Is There a Difference Between How State and Federal Courts Work?
Posted By The Law Offices of Jeffrey C. Grass || 29-Mar-2013
One of the first questions most individuals have when convicted of a crime is whether or not they will be prosecuted by the state or federal government. An experienced criminal attorney can educate you on your specific case, but it is important to understand the differences between the state and federal courts:
Types of Cases
The state court system typically handles criminal cases; probate, including wills and estates; personal injury cases; family law; and most contract cases. Federal courts, on the other hand, often involve cases revolving around the constitutionality of a law, treaties with the United States, and disputes between two or more states. The federal court system also handles bankruptcy cases, admiralty law, habeas corpus issues, and those cases that involve public ministers or ambassadors.
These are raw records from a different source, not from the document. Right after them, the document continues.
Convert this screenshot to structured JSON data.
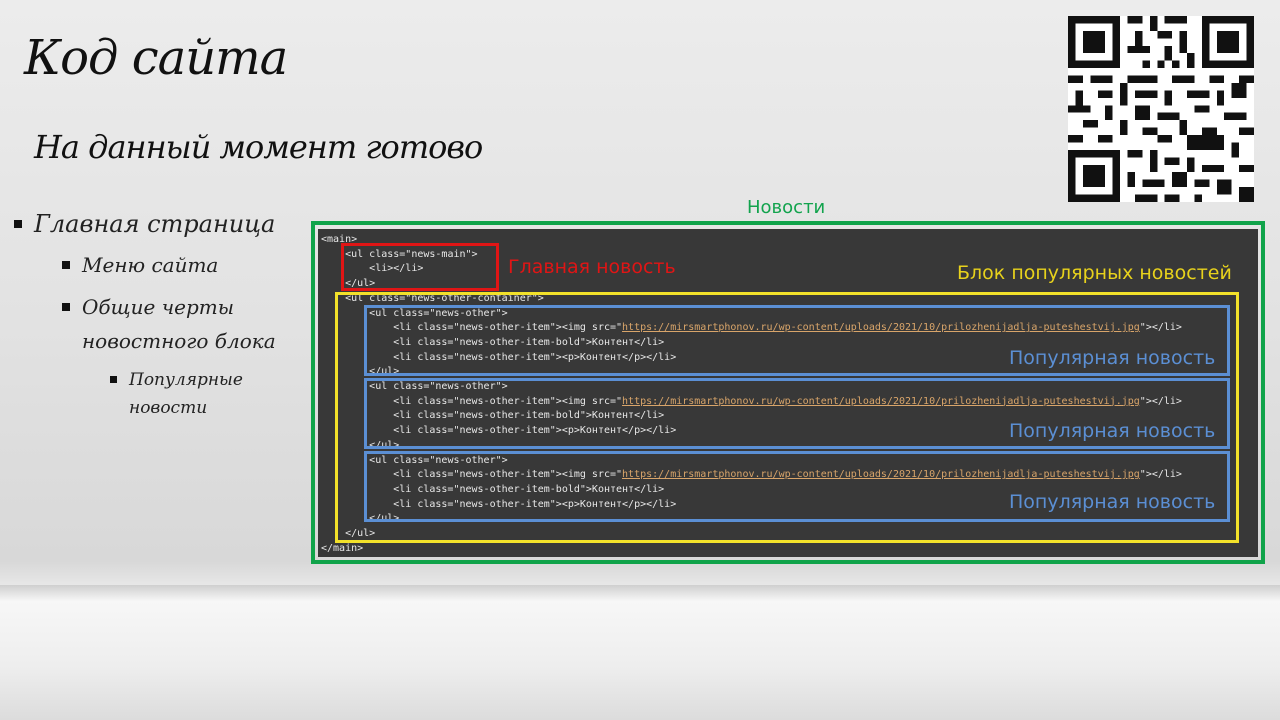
{
  "slide": {
    "title": "Код сайта",
    "subtitle": "На данный момент готово"
  },
  "bullets": {
    "level1": "Главная страница",
    "level2": [
      "Меню сайта",
      "Общие черты новостного блока"
    ],
    "level3": "Популярные новости"
  },
  "annotations": {
    "news": "Новости",
    "main_news": "Главная новость",
    "popular_block": "Блок популярных новостей",
    "popular_item": "Популярная новость"
  },
  "code": {
    "main_open": "<main>",
    "ul_main_open": "<ul class=\"news-main\">",
    "li_empty": "<li></li>",
    "ul_close": "</ul>",
    "ul_container_open": "<ul class=\"news-other-container\">",
    "ul_other_open": "<ul class=\"news-other\">",
    "li_item_open": "<li class=\"news-other-item\"><img src=\"",
    "img_url": "https://mirsmartphonov.ru/wp-content/uploads/2021/10/prilozhenijadlja-puteshestvij.jpg",
    "li_item_close": "\"></li>",
    "li_bold": "<li class=\"news-other-item-bold\">Контент</li>",
    "li_p": "<li class=\"news-other-item\"><p>Контент</p></li>",
    "main_close": "</main>"
  },
  "colors": {
    "green": "#10a34a",
    "red": "#e01515",
    "yellow": "#f2e12a",
    "blue": "#5b8fd4",
    "code_bg": "#383838"
  }
}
The structure of the state court differs from that of the federal court. Each state establishes different courts designed to handle specific legal matters, including probate court, family court, juvenile court, court of appeals, and Supreme Court. The federal court system includes the 13 U.S. courts of appeals, the 94 U.S. district courts, the Court of Claims, and the Court of International Trade.
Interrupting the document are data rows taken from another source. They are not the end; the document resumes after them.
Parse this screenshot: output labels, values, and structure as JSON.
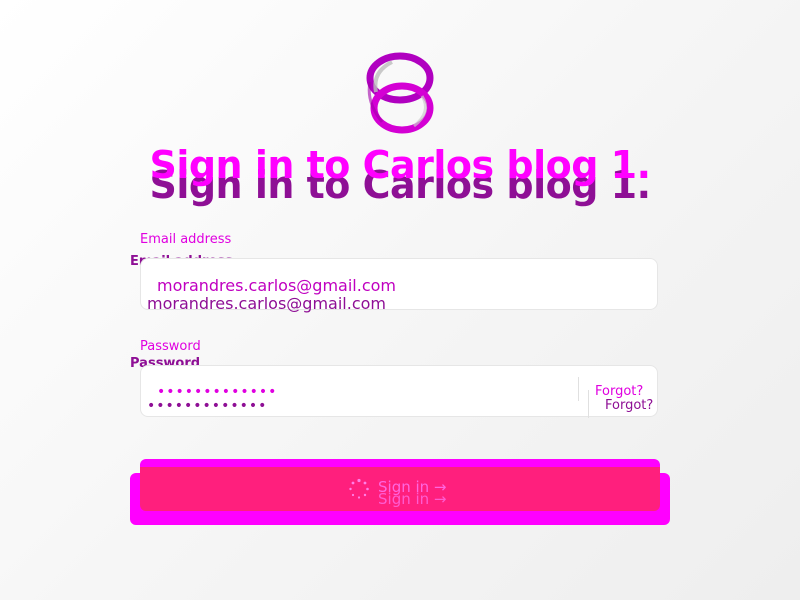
{
  "header": {
    "title": "Sign in to Carlos blog 1."
  },
  "form": {
    "email": {
      "label": "Email address",
      "value": "morandres.carlos@gmail.com"
    },
    "password": {
      "label": "Password",
      "value": "•••••••••••••",
      "forgot_label": "Forgot?"
    },
    "submit": {
      "label": "Sign in →"
    }
  },
  "colors": {
    "accent": "#ff00ff",
    "accent_dark": "#8e0f95",
    "button": "#ff1f7d"
  }
}
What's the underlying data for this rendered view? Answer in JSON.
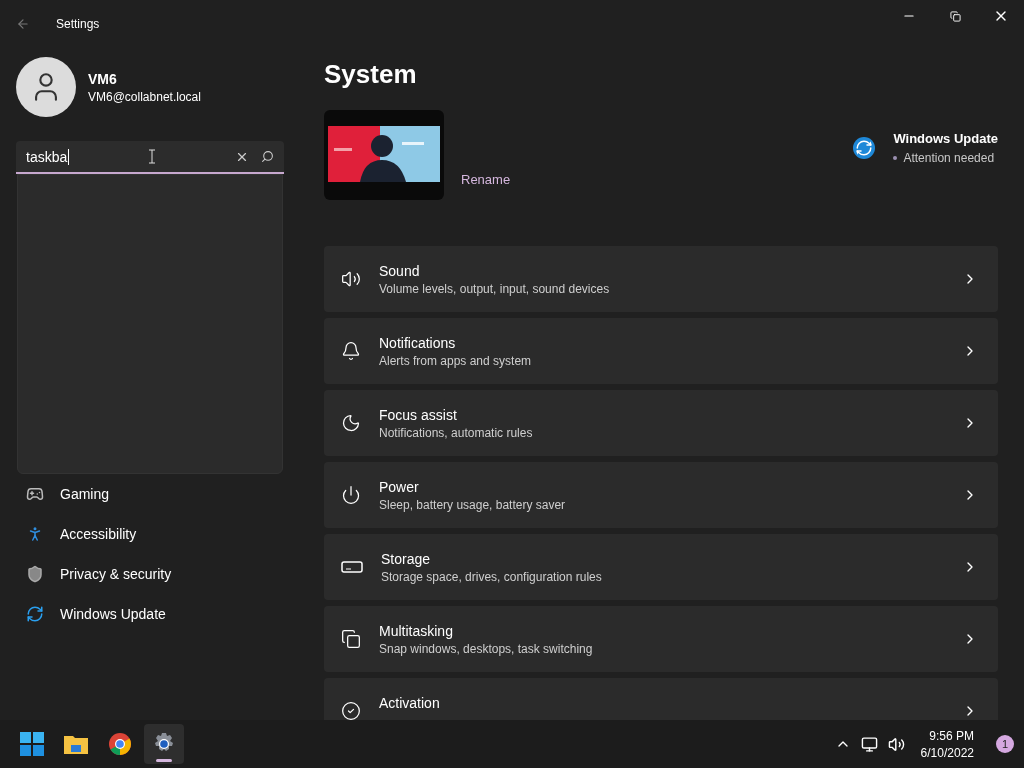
{
  "window": {
    "title": "Settings"
  },
  "account": {
    "name": "VM6",
    "email": "VM6@collabnet.local"
  },
  "search": {
    "value": "taskba"
  },
  "nav": [
    {
      "label": "Gaming",
      "selected": false
    },
    {
      "label": "Accessibility",
      "selected": false
    },
    {
      "label": "Privacy & security",
      "selected": false
    },
    {
      "label": "Windows Update",
      "selected": false
    }
  ],
  "page_title": "System",
  "device": {
    "rename": "Rename",
    "update_title": "Windows Update",
    "update_status": "Attention needed"
  },
  "cards": [
    {
      "title": "Sound",
      "subtitle": "Volume levels, output, input, sound devices"
    },
    {
      "title": "Notifications",
      "subtitle": "Alerts from apps and system"
    },
    {
      "title": "Focus assist",
      "subtitle": "Notifications, automatic rules"
    },
    {
      "title": "Power",
      "subtitle": "Sleep, battery usage, battery saver"
    },
    {
      "title": "Storage",
      "subtitle": "Storage space, drives, configuration rules"
    },
    {
      "title": "Multitasking",
      "subtitle": "Snap windows, desktops, task switching"
    },
    {
      "title": "Activation"
    }
  ],
  "taskbar": {
    "apps": [
      {
        "kind": "start",
        "active": false
      },
      {
        "kind": "explorer",
        "active": false
      },
      {
        "kind": "browser",
        "active": false
      },
      {
        "kind": "settings",
        "active": true
      }
    ],
    "time": "9:56 PM",
    "date": "6/10/2022",
    "badge": "1"
  }
}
Judges for state courts are selected through election, appointment for a given number of years, appointment for life, or a combination of these methods. Federal court judges, however, are nominated by the President and confirmed by the Senate. These types of judges may be removed from office for misbehavior through congressional impeachment proceedings.
Make sure you fully understand the state and federal courts by contacting a proven lawyer. Give the Law Offices of Jeffrey C. Grass a call at for more information on our practice areas.
Categories: Felony Charge